Okay, tonight was a great test of my ability to stay focused on the important things and practice that zen-like calm I try to have when things get frustrating. I managed it, but not without a tiny cry of despair inside…
I’ve brought my 10yo son G- to Chicago for a week’s holiday with me, we’ve been to the amazing Museum of Science and Industry, the very cool Field Museum, tomorrow we’re off to Navy Pier and an evening architecture boat tour, it’s been fun. I really like Chicago too, and have a secret goal of teaching my kids to appreciate city life too: their Mom strongly dislikes big cities and avoids them like the plague and I don’t want them to inherit that attitude.
Which is all well and good until it’s time to eat…
If you’re not a regular reader of this blog, you probably don’t know that my son doesn’t do well with gluten or dairy. He doesn’t get sick, but gluten makes him restless and cranky, unable to sleep, while diary gets him congested. A pain, but not impossible to manage.

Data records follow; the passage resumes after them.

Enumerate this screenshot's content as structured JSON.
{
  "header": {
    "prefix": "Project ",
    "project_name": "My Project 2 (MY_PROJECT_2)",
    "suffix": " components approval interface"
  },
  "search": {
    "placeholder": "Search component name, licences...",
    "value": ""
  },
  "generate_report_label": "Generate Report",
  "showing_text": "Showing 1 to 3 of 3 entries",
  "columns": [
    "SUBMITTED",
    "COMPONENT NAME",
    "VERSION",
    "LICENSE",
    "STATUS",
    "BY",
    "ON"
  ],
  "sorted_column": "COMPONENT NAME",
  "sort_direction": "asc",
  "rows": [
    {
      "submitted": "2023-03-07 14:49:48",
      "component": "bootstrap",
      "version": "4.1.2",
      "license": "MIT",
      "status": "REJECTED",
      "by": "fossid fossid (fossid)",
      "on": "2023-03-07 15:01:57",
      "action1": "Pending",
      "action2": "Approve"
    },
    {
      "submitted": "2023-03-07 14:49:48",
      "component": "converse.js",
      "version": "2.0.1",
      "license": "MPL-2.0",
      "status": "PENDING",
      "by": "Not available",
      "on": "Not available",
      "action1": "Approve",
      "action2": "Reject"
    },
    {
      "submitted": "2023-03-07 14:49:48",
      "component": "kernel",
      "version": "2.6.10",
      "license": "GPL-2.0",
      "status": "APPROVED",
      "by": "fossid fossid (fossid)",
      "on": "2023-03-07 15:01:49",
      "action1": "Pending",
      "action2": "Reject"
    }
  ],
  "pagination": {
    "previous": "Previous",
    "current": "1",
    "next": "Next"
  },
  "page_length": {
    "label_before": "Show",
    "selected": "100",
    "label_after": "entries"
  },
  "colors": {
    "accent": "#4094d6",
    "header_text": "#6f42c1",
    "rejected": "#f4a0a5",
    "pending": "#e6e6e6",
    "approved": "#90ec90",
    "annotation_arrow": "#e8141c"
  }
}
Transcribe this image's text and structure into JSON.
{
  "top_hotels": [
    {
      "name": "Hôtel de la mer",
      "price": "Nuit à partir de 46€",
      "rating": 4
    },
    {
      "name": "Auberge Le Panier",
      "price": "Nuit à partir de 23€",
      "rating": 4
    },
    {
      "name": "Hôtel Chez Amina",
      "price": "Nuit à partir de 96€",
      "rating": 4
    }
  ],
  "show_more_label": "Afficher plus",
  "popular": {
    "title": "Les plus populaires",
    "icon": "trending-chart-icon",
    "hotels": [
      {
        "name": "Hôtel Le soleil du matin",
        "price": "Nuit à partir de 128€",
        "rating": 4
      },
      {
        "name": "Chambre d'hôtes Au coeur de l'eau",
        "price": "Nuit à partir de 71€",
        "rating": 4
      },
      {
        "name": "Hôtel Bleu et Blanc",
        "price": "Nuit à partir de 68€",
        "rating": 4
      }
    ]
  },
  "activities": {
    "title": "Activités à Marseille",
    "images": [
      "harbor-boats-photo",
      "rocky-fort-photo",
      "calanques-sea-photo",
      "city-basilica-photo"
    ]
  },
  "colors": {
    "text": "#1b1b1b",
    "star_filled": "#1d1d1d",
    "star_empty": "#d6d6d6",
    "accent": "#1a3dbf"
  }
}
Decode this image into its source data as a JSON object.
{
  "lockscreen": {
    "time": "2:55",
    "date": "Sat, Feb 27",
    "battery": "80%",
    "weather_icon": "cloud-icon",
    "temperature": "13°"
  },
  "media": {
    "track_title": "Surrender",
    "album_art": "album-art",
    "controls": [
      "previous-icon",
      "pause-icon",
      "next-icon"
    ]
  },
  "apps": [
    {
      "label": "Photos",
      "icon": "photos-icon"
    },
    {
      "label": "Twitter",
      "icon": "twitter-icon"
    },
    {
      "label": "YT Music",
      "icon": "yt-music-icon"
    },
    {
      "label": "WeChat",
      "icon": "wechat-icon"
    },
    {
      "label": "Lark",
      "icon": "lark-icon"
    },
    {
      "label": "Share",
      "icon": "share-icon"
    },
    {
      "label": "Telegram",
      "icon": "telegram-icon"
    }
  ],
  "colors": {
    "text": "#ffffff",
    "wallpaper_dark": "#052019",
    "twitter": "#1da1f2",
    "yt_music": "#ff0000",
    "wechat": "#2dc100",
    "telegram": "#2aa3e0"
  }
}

The first night we got here, we went to Chicago icon Giordino’s for some deep dish Chicago pizza. I knew it’d be a challenge, but he needed to have at least a few slices. He did, and couldn’t get to sleep until after midnight, though thankfully he was in good spirits, if wiggly, all night.
Tonight, though, I really wanted to try McCormick & Schmick’s, a famous seafood place that’s just around the corner from our hotel on Michigan Ave by the river. We walked there, sat at a table, then… he looked at the menu and said he wasn’t hungry.
“Well, we need to eat dinner, it’s 6.30.”
“Nothing on the menu looks good.”
“What about salmon? You love salmon”
“Nah, just not… I dunno… doesn’t sound good.”
sf/x: deep, deep breath
“Then let’s split and find somewhere that does sound good. I can always come back here for dinner next time I’m in Chicago.”
Dinner? He had a cheese quesadilla (with diary and, yes, gluten in the tortilla) and I had a fajita chicken burrito with lots of hot sauce.
On the other hand, we did get it to go, went back to the room and enjoyed “Toy Story” on my computer while munching away, so that was definitely a different experience to what it’d have been like at a fancy sit-down restaurant.
End result: I am bummed that I missed out on a fine dinner, but think that when traveling with children, it’s often best to let them lead the food choices because a kid that actually eats is a lot better than a kid that hems and haws, eating almost nothing, then complains about being hungry as soon as you leave the restaurant. Parents know what I’m talking about…
Did I handle it right, though? Or should we have stuck with the seafood place and pushed a bit harder to find something on the menu he’d have hopefully eaten?